What is Play Therapy?
Play therapy is a form of mental health therapy that uses play as a means of communication between a child and a professional therapist. This approach allows children to express themselves through play, rather than through traditional talk therapy. Play therapy can involve a variety of activities, such as drawing, painting, storytelling, and role-playing, and is often used to help children who are struggling with emotional or behavioral issues.
During the play therapy session, the therapist observes the child's play and uses it as a way to understand their thoughts, feelings, and experiences. Play therapy can be used to help children develop coping skills, improve their self-esteem, and work through difficult emotions, anxieties, and/or traumas.
There are two main types of play therapy: directive and indirect play therapy. While both types of play therapy involve play, there are some key differences between them.
Directive play therapy is a structured form of play therapy that is typically used with younger children. In this type of therapy, the therapist takes an active role in directing the play and guiding the child’s behavior. The therapist may use specific toys or activities to elicit certain emotions or behaviors from the child. For example, the therapist may ask the child to draw a picture of their family and then use the picture to discuss the child’s emotions and relationships with their family members.
Indirect play therapy, on the other hand, is a more child-centered approach.
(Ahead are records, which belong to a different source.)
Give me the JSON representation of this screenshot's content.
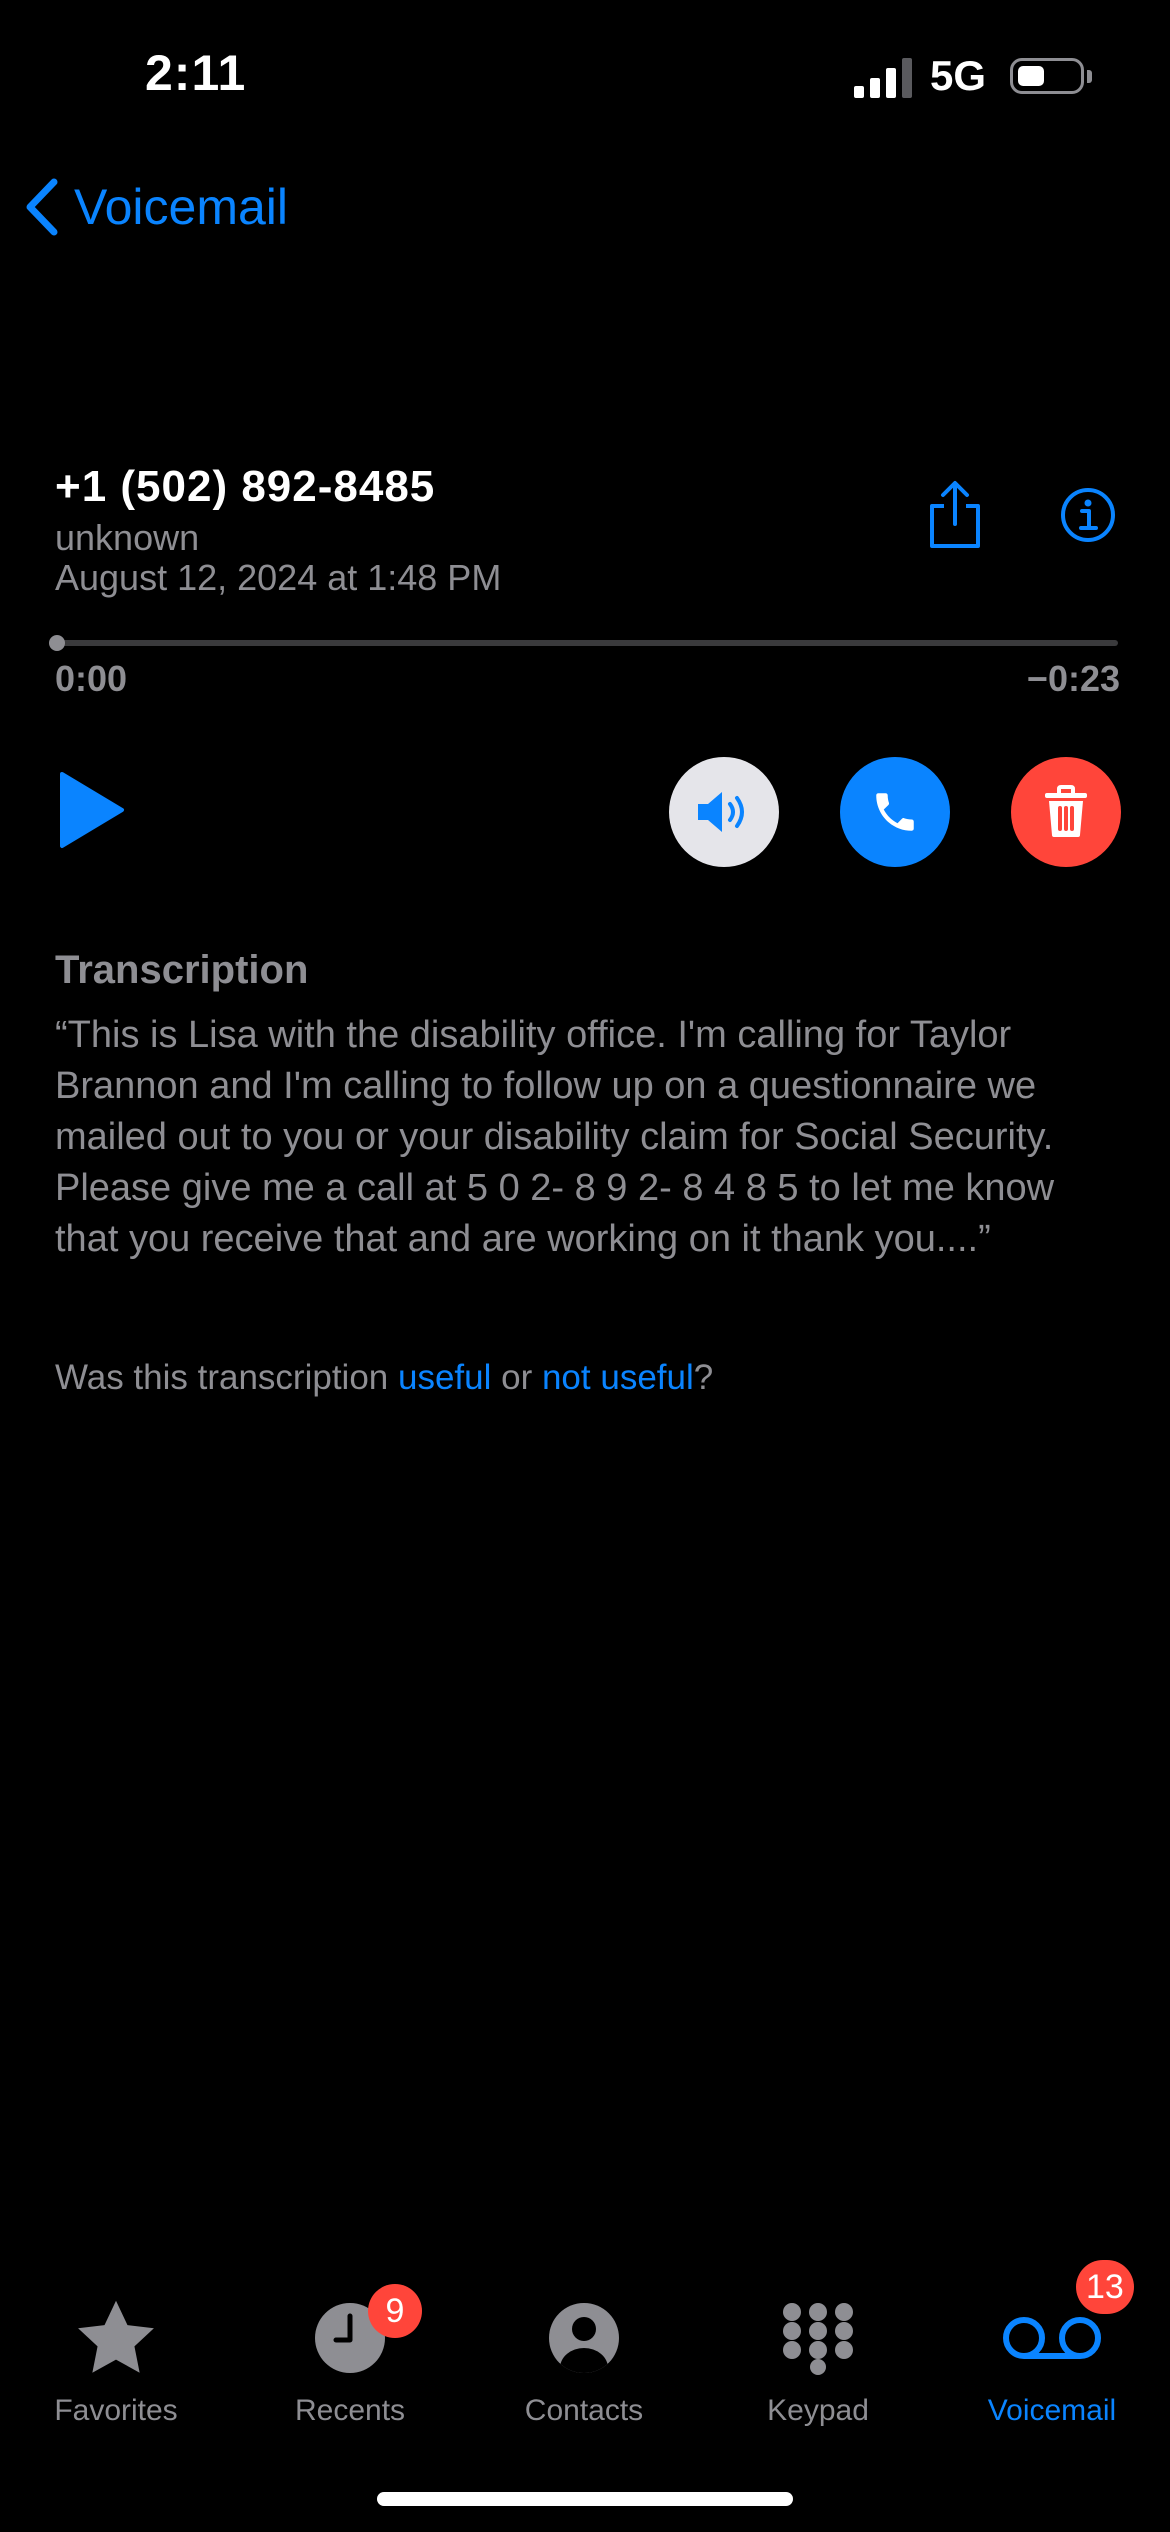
{
  "status_bar": {
    "time": "2:11",
    "network": "5G",
    "signal_bars_active": 3,
    "signal_bars_total": 4,
    "battery_level": 0.35
  },
  "nav": {
    "back_label": "Voicemail"
  },
  "voicemail": {
    "phone_number": "+1 (502) 892-8485",
    "caller_label": "unknown",
    "date": "August 12, 2024 at 1:48 PM",
    "elapsed": "0:00",
    "remaining": "−0:23",
    "progress": 0.0
  },
  "transcription": {
    "heading": "Transcription",
    "text": "“This is Lisa with the disability office. I'm calling for Taylor Brannon and I'm calling to follow up on a questionnaire we mailed out to you or your disability claim for Social Security. Please give me a call at 5 0 2- 8 9 2- 8 4 8 5 to let me know that you receive that and are working on it thank you....”",
    "feedback_prefix": "Was this transcription ",
    "useful_label": "useful",
    "feedback_or": " or ",
    "not_useful_label": "not useful",
    "feedback_suffix": "?"
  },
  "tab_bar": {
    "favorites": {
      "label": "Favorites",
      "icon": "star-icon"
    },
    "recents": {
      "label": "Recents",
      "icon": "clock-icon",
      "badge": "9"
    },
    "contacts": {
      "label": "Contacts",
      "icon": "person-icon"
    },
    "keypad": {
      "label": "Keypad",
      "icon": "keypad-icon"
    },
    "voicemail": {
      "label": "Voicemail",
      "icon": "voicemail-icon",
      "badge": "13",
      "active": true
    }
  },
  "colors": {
    "accent": "#0a84ff",
    "destructive": "#ff453a",
    "secondary_text": "#8e8e93",
    "background": "#000000"
  }
}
In this type of therapy, the child is free to play with whatever toys or materials they choose, and the therapist takes a more passive role. The therapist may observe the child’s play and use their observations to help the child express their emotions and thoughts. For example, the therapist may notice that the child is repeatedly building and destroying a tower with blocks, and use this observation to discuss the child’s feelings of control or powerlessness.
One of the key differences between these two types of play therapy is the level of control that the therapist has over the play. In directive play therapy, the therapist is actively directing the play and guiding the child’s behavior. In indirect play therapy, the child is free to play in any way they choose, and the therapist is there to observe and provide support.
Another difference between these two types of play therapy is the level of structure and planning involved. Directive play therapy is typically more structured, with specific activities or toys chosen in advance. Indirect play therapy is more flexible and open-ended, allowing the child to choose their own toys and materials.
Overall, both directive and indirect play therapy can be effective forms of therapy for children. The choice of which type of therapy to use may depend on the age and needs of the child, as well as the therapist’s own preferences and training. Ultimately, the goal of both types of play therapy is to provide a safe and supportive environment for children to express themselves and work through their emotions.